## Required work:
Output all entries exactly; images excluded.

## Extracted information:
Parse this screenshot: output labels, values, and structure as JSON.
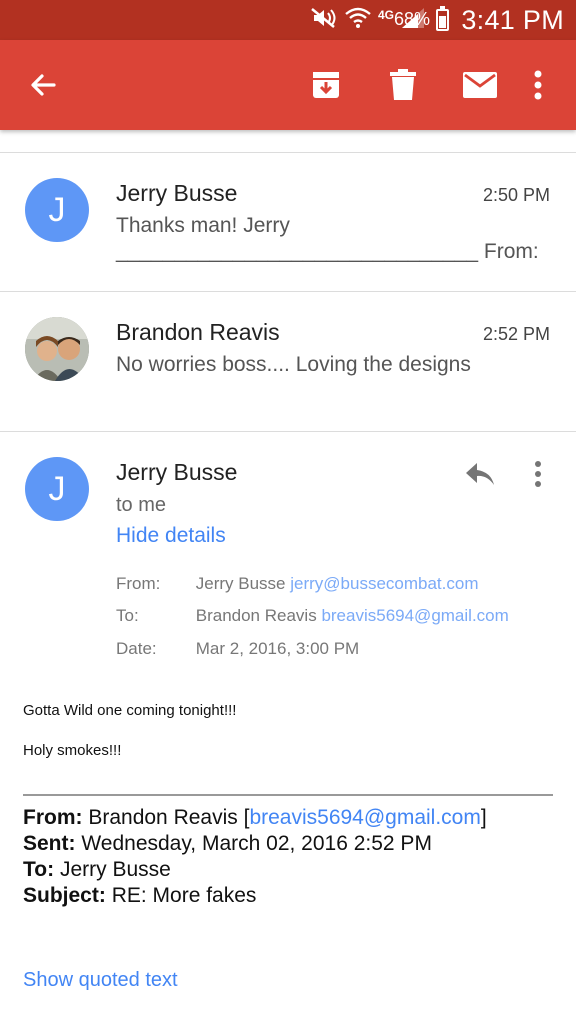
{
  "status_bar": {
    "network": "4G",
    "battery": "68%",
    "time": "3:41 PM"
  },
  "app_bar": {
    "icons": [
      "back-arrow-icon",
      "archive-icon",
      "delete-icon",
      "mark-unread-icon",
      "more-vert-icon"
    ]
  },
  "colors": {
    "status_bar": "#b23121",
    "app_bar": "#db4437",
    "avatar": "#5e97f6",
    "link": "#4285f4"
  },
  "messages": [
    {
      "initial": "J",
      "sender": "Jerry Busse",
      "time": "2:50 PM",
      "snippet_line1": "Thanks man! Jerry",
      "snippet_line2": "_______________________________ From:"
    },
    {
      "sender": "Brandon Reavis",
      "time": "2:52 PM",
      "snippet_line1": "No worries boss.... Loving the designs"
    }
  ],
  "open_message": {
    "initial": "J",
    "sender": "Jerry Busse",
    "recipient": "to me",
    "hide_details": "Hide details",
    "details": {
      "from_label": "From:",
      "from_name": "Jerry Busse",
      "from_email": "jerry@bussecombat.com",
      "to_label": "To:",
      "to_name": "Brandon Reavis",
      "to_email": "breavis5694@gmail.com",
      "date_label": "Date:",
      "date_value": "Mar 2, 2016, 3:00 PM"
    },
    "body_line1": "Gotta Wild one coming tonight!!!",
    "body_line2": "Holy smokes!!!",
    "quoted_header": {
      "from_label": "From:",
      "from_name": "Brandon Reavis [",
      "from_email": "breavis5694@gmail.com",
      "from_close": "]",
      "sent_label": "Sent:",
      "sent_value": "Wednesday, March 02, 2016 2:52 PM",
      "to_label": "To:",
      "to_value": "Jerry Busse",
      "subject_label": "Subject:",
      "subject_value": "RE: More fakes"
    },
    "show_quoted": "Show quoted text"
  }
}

## Response below:
Parse this screenshot: output labels, values, and structure as JSON.
{
  "status_bar": {
    "network": "4G",
    "battery": "68%",
    "time": "3:41 PM"
  },
  "app_bar": {
    "icons": [
      "back-arrow-icon",
      "archive-icon",
      "delete-icon",
      "mark-unread-icon",
      "more-vert-icon"
    ]
  },
  "colors": {
    "status_bar": "#b23121",
    "app_bar": "#db4437",
    "avatar": "#5e97f6",
    "link": "#4285f4"
  },
  "messages": [
    {
      "initial": "J",
      "sender": "Jerry Busse",
      "time": "2:50 PM",
      "snippet_line1": "Thanks man! Jerry",
      "snippet_line2": "_______________________________ From:"
    },
    {
      "sender": "Brandon Reavis",
      "time": "2:52 PM",
      "snippet_line1": "No worries boss.... Loving the designs"
    }
  ],
  "open_message": {
    "initial": "J",
    "sender": "Jerry Busse",
    "recipient": "to me",
    "hide_details": "Hide details",
    "details": {
      "from_label": "From:",
      "from_name": "Jerry Busse",
      "from_email": "jerry@bussecombat.com",
      "to_label": "To:",
      "to_name": "Brandon Reavis",
      "to_email": "breavis5694@gmail.com",
      "date_label": "Date:",
      "date_value": "Mar 2, 2016, 3:00 PM"
    },
    "body_line1": "Gotta Wild one coming tonight!!!",
    "body_line2": "Holy smokes!!!",
    "quoted_header": {
      "from_label": "From:",
      "from_name": "Brandon Reavis [",
      "from_email": "breavis5694@gmail.com",
      "from_close": "]",
      "sent_label": "Sent:",
      "sent_value": "Wednesday, March 02, 2016 2:52 PM",
      "to_label": "To:",
      "to_value": "Jerry Busse",
      "subject_label": "Subject:",
      "subject_value": "RE: More fakes"
    },
    "show_quoted": "Show quoted text"
  }
}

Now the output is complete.